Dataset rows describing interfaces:
┄┄┄┄┄┄┄┄┄┄

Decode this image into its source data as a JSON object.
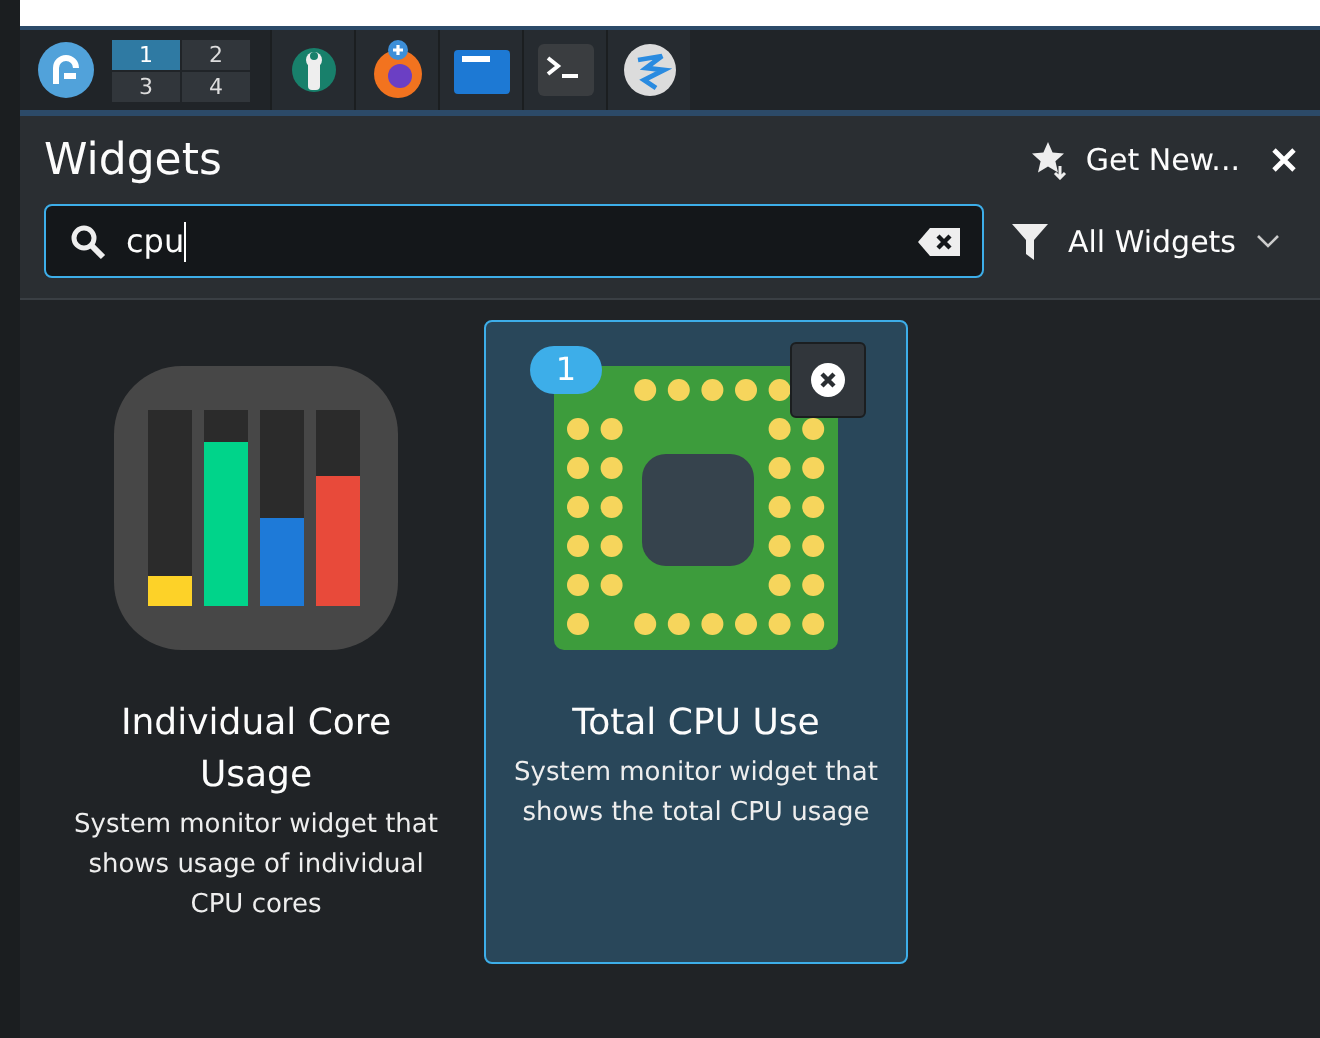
{
  "taskbar": {
    "pager": [
      {
        "label": "1",
        "selected": true
      },
      {
        "label": "2",
        "selected": false
      },
      {
        "label": "3",
        "selected": false
      },
      {
        "label": "4",
        "selected": false
      }
    ],
    "tasks": [
      {
        "kind": "settings"
      },
      {
        "kind": "browser"
      },
      {
        "kind": "folder"
      },
      {
        "kind": "terminal"
      },
      {
        "kind": "app"
      }
    ]
  },
  "panel": {
    "title": "Widgets",
    "get_new": "Get New...",
    "search": {
      "value": "cpu"
    },
    "filter": "All Widgets"
  },
  "widgets": [
    {
      "kind": "cores",
      "name": "Individual Core Usage",
      "description": "System monitor widget that shows usage of individual CPU cores",
      "selected": false
    },
    {
      "kind": "cpu",
      "name": "Total CPU Use",
      "description": "System monitor widget that shows the total CPU usage",
      "selected": true,
      "instances": "1"
    }
  ]
}
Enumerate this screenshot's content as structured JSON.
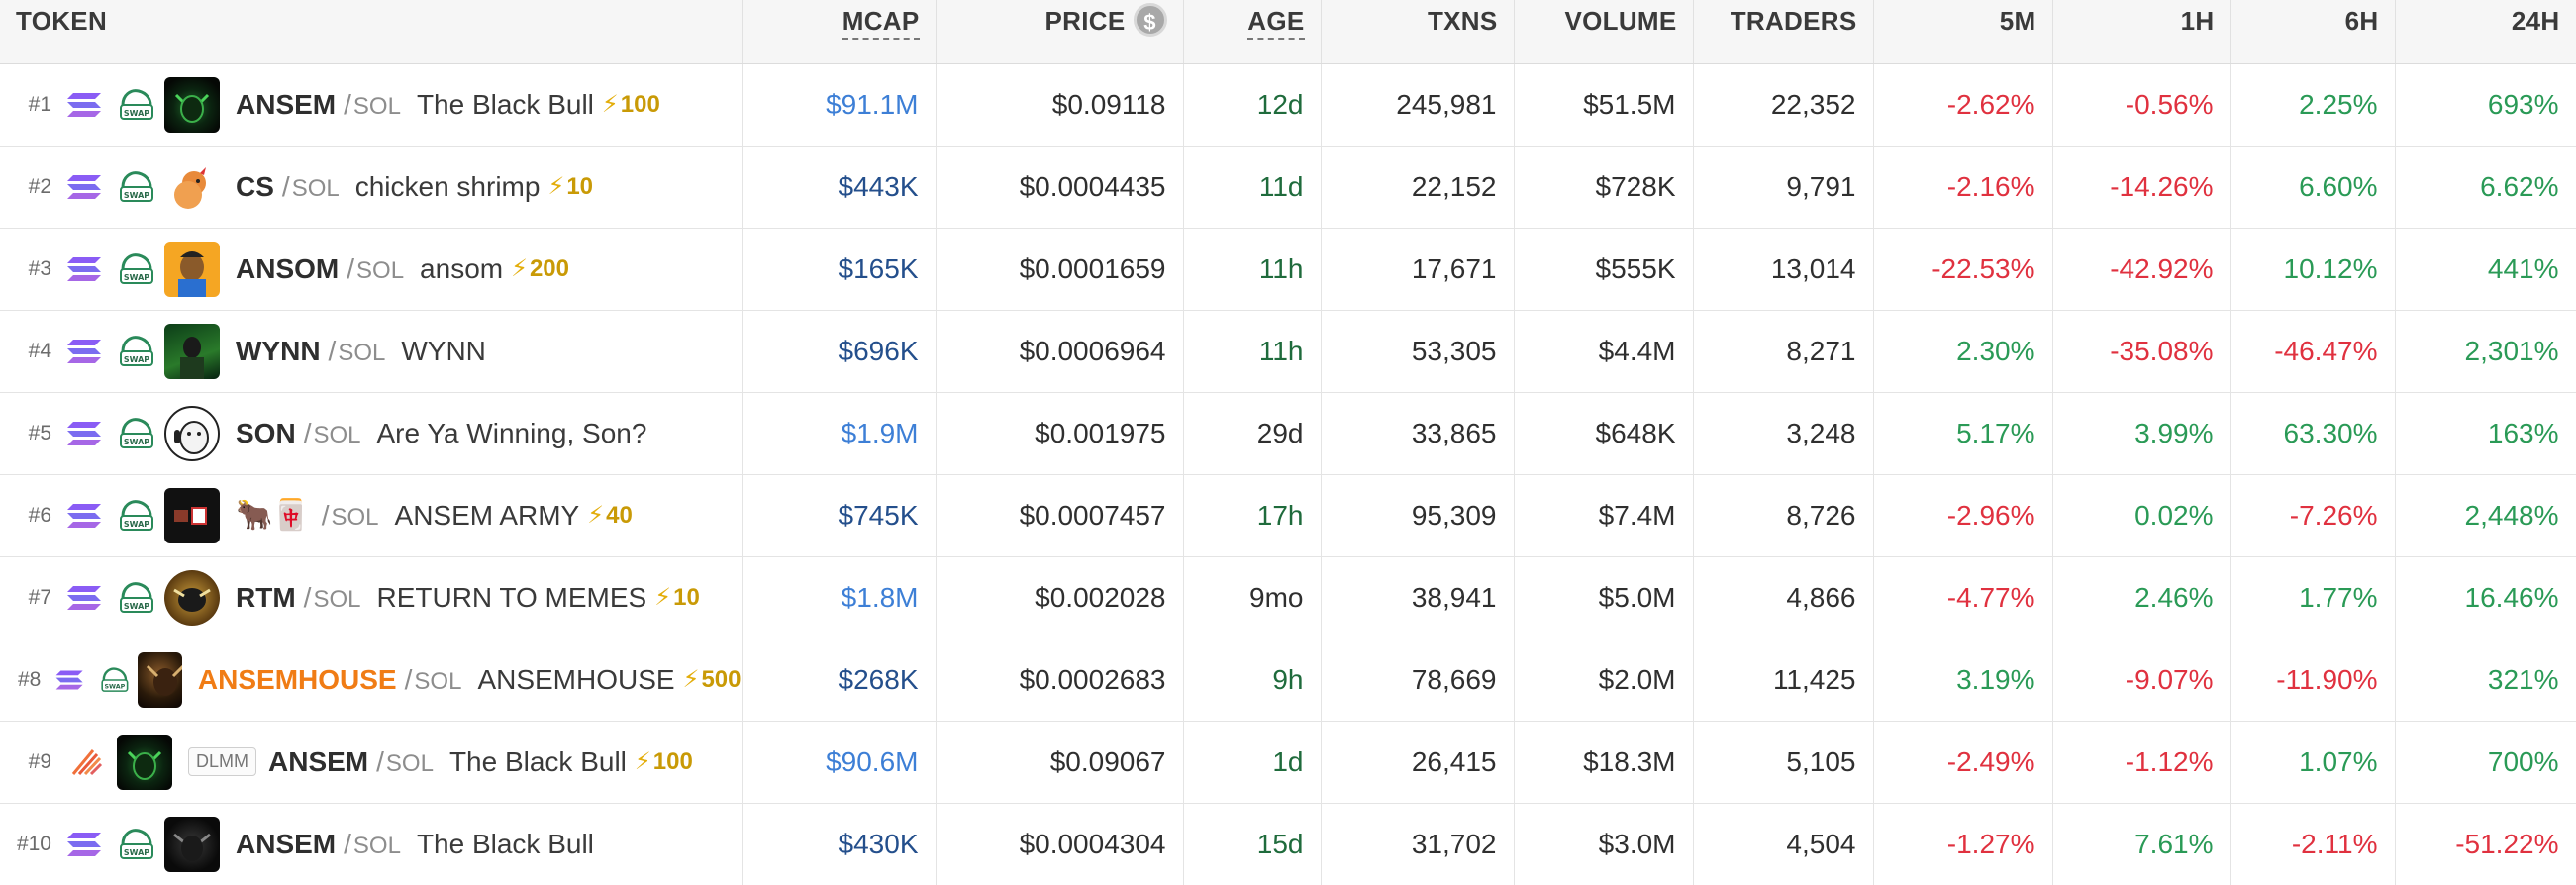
{
  "headers": {
    "token": "TOKEN",
    "mcap": "MCAP",
    "price": "PRICE",
    "price_icon": "$",
    "age": "AGE",
    "txns": "TXNS",
    "volume": "VOLUME",
    "traders": "TRADERS",
    "m5": "5M",
    "h1": "1H",
    "h6": "6H",
    "h24": "24H"
  },
  "colors": {
    "positive": "#2a9a56",
    "negative": "#e0313f",
    "mcap_blue": "#3d7fd6",
    "boost_gold": "#c99a06",
    "highlight_orange": "#f07c15"
  },
  "rows": [
    {
      "rank": "#1",
      "dex": "swap",
      "symbol": "ANSEM",
      "pair": "SOL",
      "name": "The Black Bull",
      "boost": "100",
      "mcap": "$91.1M",
      "price": "$0.09118",
      "age": "12d",
      "txns": "245,981",
      "volume": "$51.5M",
      "traders": "22,352",
      "m5": "-2.62%",
      "h1": "-0.56%",
      "h6": "2.25%",
      "h24": "693%"
    },
    {
      "rank": "#2",
      "dex": "swap",
      "symbol": "CS",
      "pair": "SOL",
      "name": "chicken shrimp",
      "boost": "10",
      "mcap": "$443K",
      "price": "$0.0004435",
      "age": "11d",
      "txns": "22,152",
      "volume": "$728K",
      "traders": "9,791",
      "m5": "-2.16%",
      "h1": "-14.26%",
      "h6": "6.60%",
      "h24": "6.62%"
    },
    {
      "rank": "#3",
      "dex": "swap",
      "symbol": "ANSOM",
      "pair": "SOL",
      "name": "ansom",
      "boost": "200",
      "mcap": "$165K",
      "price": "$0.0001659",
      "age": "11h",
      "txns": "17,671",
      "volume": "$555K",
      "traders": "13,014",
      "m5": "-22.53%",
      "h1": "-42.92%",
      "h6": "10.12%",
      "h24": "441%"
    },
    {
      "rank": "#4",
      "dex": "swap",
      "symbol": "WYNN",
      "pair": "SOL",
      "name": "WYNN",
      "boost": "",
      "mcap": "$696K",
      "price": "$0.0006964",
      "age": "11h",
      "txns": "53,305",
      "volume": "$4.4M",
      "traders": "8,271",
      "m5": "2.30%",
      "h1": "-35.08%",
      "h6": "-46.47%",
      "h24": "2,301%"
    },
    {
      "rank": "#5",
      "dex": "swap",
      "symbol": "SON",
      "pair": "SOL",
      "name": "Are Ya Winning, Son?",
      "boost": "",
      "mcap": "$1.9M",
      "price": "$0.001975",
      "age": "29d",
      "txns": "33,865",
      "volume": "$648K",
      "traders": "3,248",
      "m5": "5.17%",
      "h1": "3.99%",
      "h6": "63.30%",
      "h24": "163%"
    },
    {
      "rank": "#6",
      "dex": "swap",
      "symbol": "🐂🀄",
      "pair": "SOL",
      "name": "ANSEM ARMY",
      "boost": "40",
      "mcap": "$745K",
      "price": "$0.0007457",
      "age": "17h",
      "txns": "95,309",
      "volume": "$7.4M",
      "traders": "8,726",
      "m5": "-2.96%",
      "h1": "0.02%",
      "h6": "-7.26%",
      "h24": "2,448%"
    },
    {
      "rank": "#7",
      "dex": "swap",
      "symbol": "RTM",
      "pair": "SOL",
      "name": "RETURN TO MEMES",
      "boost": "10",
      "mcap": "$1.8M",
      "price": "$0.002028",
      "age": "9mo",
      "txns": "38,941",
      "volume": "$5.0M",
      "traders": "4,866",
      "m5": "-4.77%",
      "h1": "2.46%",
      "h6": "1.77%",
      "h24": "16.46%"
    },
    {
      "rank": "#8",
      "dex": "swap",
      "symbol": "ANSEMHOUSE",
      "pair": "SOL",
      "name": "ANSEMHOUSE",
      "boost": "500",
      "mcap": "$268K",
      "price": "$0.0002683",
      "age": "9h",
      "txns": "78,669",
      "volume": "$2.0M",
      "traders": "11,425",
      "m5": "3.19%",
      "h1": "-9.07%",
      "h6": "-11.90%",
      "h24": "321%"
    },
    {
      "rank": "#9",
      "dex": "meteora",
      "dlmm": "DLMM",
      "symbol": "ANSEM",
      "pair": "SOL",
      "name": "The Black Bull",
      "boost": "100",
      "mcap": "$90.6M",
      "price": "$0.09067",
      "age": "1d",
      "txns": "26,415",
      "volume": "$18.3M",
      "traders": "5,105",
      "m5": "-2.49%",
      "h1": "-1.12%",
      "h6": "1.07%",
      "h24": "700%"
    },
    {
      "rank": "#10",
      "dex": "swap",
      "symbol": "ANSEM",
      "pair": "SOL",
      "name": "The Black Bull",
      "boost": "",
      "mcap": "$430K",
      "price": "$0.0004304",
      "age": "15d",
      "txns": "31,702",
      "volume": "$3.0M",
      "traders": "4,504",
      "m5": "-1.27%",
      "h1": "7.61%",
      "h6": "-2.11%",
      "h24": "-51.22%"
    }
  ]
}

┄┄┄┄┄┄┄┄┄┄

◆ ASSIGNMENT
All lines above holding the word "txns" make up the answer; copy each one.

◆ ANSWER
    "txns": "TXNS",
      "txns": "245,981",
      "txns": "22,152",
      "txns": "17,671",
      "txns": "53,305",
      "txns": "33,865",
      "txns": "95,309",
      "txns": "38,941",
      "txns": "78,669",
      "txns": "26,415",
      "txns": "31,702",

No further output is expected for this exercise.